independent medical evaluation. Mr. Rotenberry told her he
had constant numbness and pain in his wrists. She noted he
stopped working in January of 2015 due to chronic lower back
pain from a March 2014 injury. He had a fifteen-year history
of bilateral carpal tunnel symptoms, as well as a history of
diabetes, hypertension, and obesity. Dr. Bailey assessed 7%
impairment for bilateral carpal tunnel syndrome and
apportioned 6% to Mr. Rotenberry's uncontrolled diabetes
and morbid obesity. She also opined Dr. Guberman's
failure to apply West Virginia Code of State Rules §
85-20 (2006) rendered his report invalid.
February 2, 2017, the Office of Judges reversed the claims
administrator's award of 7% permanent partial disability
and granted a 12% permanent partial disability award. It
determined that the evidence showed that no apportionment
between occupational and non-occupational impairment should
be made based on Mr. Rotenberry's thirty-one-year
employment and his job duties. Moreover, the claim had been
held compensable for carpal tunnel syndrome. The Office of
Judges then found the impairment assessed by Dr. Guberman to
be the most persuasive. It reduced the 9% impairment for the
left wrist to 6% based on West Virginia Code of State Rules
§ 85-20. The Office of Judges then determined that Mr.
Rotenberry was entitled to 12% whole person impairment for
the bilateral carpal tunnel syndrome.
July 3, 2017, decision, the Board of Review reversed and
vacated the Office of Judges' Order and reinstated the 7%
permanent partial disability award. It found that the Office
of Judges' award of 12% permanent partial disability was

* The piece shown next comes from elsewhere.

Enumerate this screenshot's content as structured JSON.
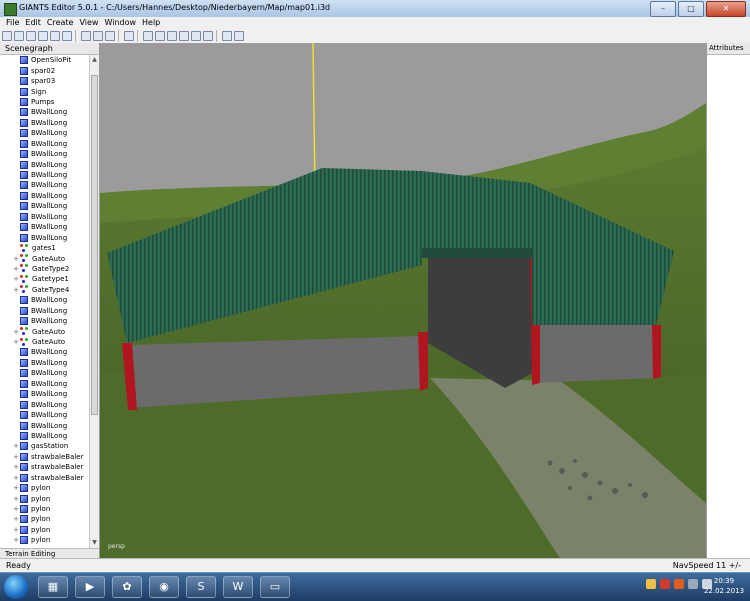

not recommended by any of the physicians. It also determined
"the Commissioner is to make permanent partial
disability awards solely on the basis of the doctor's
impairment evaluation." Repass v. Workers' Comp.
Div., 212 W.Va. 86, 569 S.E.2d 162 (2002). Additionally,
in Magnatech Industrial Services v. York, No.
14-0386, 2015 WL 249263 (W.Va. Jan. 15, 2015)(memorandum
decision), this Court reversed an order that similarly
reduced an impairment rating to comply with West Virginia
Code of State Rules § 85-20. The Board of Review found
Dr. Mukkamala's assessment of 7% impairment to be the
most credible and reliable. Therefore, it determined the
claim administrator's award of 7% permanent partial
disability should have been affirmed.
review, we agree with the Board of Review. West Virginia Code
of State Rules § 85-20-64.5 provides that "an
injured worker who can otherwise show entitlement to a
permanent partial disability award for carpal tunnel syndrome
shall be eligible to receive a permanent partial disability
award of 0%-6% in each affected hand." Dr. Guberman
assessed 9% impairment for the right hand. However, he failed
to reduce the impairment to comply with the West Virginia
Code of State Rules. Dr. Guberman's failure to reduce the
impairment he assessed to comply with the West Virginia Code
of State Rules may not be remedied by the Office of Judges.
Because Dr. Guberman's assessment of impairment did not
comply with West Virginia Code of State Rules § 85-20,
it was not reliable. Therefore, the Office of Judges erred
when it relied on Dr. Guberman's opinion to award
permanent partial disability benefits.
foregoing reasons, we find that the decision of the Board of
Review is not in clear violation of any constitutional or
statutory provision, nor is it clearly the result of
erroneous conclusions of law, nor is it based upon a material
misstatement or mischaracterization of the ...